Warehouse Lighting Tips

When it comes to commercial and warehouse lighting, choosing the correct light fittings for the right location is key. Generally, this area of application is about getting an even spread of light within the minimum disruption to the customer. The long time of LED is perfect for this as maintenance isn’t such a problem. Depending on what is carried out in the application depends on the level of light, generally, mounting heights can be quite high so we need to look at beam angles and light output to create a good level of light in accordance with CIBSE guidelines.

Avoid Glare

Glare can cause accidents, such as with forklift drivers, so it’s important to keep in mind when choosing lights. Reflectors and shades on the fittings can provide a solution to this problem.

Think about colour temperature

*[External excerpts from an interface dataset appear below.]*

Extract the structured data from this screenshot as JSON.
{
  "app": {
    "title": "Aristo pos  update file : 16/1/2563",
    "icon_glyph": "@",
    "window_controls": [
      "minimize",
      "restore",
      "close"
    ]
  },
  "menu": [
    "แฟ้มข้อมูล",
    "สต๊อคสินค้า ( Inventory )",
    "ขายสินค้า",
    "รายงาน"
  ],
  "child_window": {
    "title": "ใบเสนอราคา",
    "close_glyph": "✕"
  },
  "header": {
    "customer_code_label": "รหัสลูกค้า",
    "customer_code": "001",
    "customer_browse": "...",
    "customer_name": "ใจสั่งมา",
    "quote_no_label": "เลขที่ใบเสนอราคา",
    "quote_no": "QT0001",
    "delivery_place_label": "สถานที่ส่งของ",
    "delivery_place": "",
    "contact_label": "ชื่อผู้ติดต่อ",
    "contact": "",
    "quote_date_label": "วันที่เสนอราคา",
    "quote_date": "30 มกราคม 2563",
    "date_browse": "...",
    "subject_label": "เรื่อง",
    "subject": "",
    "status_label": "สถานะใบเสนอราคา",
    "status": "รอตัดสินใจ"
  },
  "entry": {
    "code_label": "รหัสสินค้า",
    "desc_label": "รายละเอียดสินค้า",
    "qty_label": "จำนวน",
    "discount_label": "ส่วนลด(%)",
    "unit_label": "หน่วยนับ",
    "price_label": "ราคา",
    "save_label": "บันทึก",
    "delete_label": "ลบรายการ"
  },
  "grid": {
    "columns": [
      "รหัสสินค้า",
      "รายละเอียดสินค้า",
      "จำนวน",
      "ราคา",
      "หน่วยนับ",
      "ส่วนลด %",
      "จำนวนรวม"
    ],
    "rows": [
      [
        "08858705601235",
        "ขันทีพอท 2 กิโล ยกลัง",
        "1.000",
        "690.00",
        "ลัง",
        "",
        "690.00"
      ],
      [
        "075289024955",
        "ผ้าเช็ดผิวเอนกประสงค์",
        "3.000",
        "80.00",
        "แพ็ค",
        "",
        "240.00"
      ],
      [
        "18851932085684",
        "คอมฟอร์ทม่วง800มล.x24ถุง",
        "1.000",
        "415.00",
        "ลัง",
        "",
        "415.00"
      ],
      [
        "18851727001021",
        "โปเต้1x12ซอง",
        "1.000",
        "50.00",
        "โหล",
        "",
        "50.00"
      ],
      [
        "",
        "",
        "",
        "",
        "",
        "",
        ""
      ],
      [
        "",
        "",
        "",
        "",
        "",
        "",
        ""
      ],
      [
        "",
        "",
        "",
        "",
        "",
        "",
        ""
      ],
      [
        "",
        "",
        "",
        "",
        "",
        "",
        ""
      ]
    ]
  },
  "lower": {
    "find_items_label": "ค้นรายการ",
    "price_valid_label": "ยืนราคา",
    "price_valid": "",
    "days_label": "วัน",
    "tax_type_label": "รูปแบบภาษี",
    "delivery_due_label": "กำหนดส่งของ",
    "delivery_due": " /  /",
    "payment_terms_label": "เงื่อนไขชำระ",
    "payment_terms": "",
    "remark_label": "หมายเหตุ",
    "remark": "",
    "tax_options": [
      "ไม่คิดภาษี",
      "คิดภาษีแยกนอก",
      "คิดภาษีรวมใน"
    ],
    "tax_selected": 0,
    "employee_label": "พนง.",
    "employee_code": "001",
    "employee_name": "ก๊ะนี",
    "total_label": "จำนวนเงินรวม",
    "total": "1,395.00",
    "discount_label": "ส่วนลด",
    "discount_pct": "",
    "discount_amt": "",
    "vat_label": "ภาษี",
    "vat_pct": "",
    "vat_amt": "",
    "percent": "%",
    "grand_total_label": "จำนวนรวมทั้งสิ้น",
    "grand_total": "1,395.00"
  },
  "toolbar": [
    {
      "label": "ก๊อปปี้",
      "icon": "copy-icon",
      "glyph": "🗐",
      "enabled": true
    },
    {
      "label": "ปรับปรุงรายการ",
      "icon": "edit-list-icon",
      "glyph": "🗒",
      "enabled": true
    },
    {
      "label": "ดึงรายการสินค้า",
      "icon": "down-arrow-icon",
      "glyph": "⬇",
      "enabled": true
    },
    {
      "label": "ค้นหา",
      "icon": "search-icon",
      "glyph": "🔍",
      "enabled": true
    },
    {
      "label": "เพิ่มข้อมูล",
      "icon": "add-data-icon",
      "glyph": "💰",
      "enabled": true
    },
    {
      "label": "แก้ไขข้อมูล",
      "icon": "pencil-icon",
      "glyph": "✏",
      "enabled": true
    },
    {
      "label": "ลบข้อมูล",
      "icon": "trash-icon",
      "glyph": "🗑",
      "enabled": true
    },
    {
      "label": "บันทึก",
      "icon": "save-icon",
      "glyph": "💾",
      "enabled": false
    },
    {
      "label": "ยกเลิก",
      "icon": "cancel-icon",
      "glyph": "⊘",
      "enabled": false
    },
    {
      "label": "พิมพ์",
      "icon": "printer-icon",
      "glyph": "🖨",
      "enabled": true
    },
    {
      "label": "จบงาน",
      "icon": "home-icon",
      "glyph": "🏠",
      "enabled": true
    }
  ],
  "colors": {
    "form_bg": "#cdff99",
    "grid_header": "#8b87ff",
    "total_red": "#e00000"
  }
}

It’s important to think about colour temperature because it can and will make a huge impact on visibility and productivity. Colour temperatures between 4000K and 5000K are the best choice for warehouses. These colour temperatures will give a comfortable white colour, which is a good option for spaces where staff are working for long periods of time under artificial light. Think of the CRI (Colour Rending Index), a high CRI of 85 or above is good for a warehouse environment.

Use of control options

Controls such as presence sensors and daylight harvesting can cut down on overall costs by reducing the amount of light being wasted. Lighting controls are becoming a regular feature for warehouse lighting schemes. If there is no one in an aisle/area, then the lighting will automatically drop to a lower level or turn off completely.

Position of the fittings

The spacing of your light fittings is essential as you could end up over or under illuminating your space. If they are positioned too close together, you’ll experience hot spots and/or glare where the light from one fixture overlaps with the next. On the other hand, if they are positioned too far apart, you’ll get dark areas.

Think emergency

Having emergency lighting in warehouses and industrial environments is a legal requirement.

Beware of the stroboscopic effect

When using lighting over moving machinery in a workshop, warehouse etc, you need to have flicker free lighting, as if not this can make moving parts on the machinery look like they are off. The stroboscopic effect causes moving objects to appear stationary when viewed in discrete series of short or instantaneous samples as distinct from a continuous view.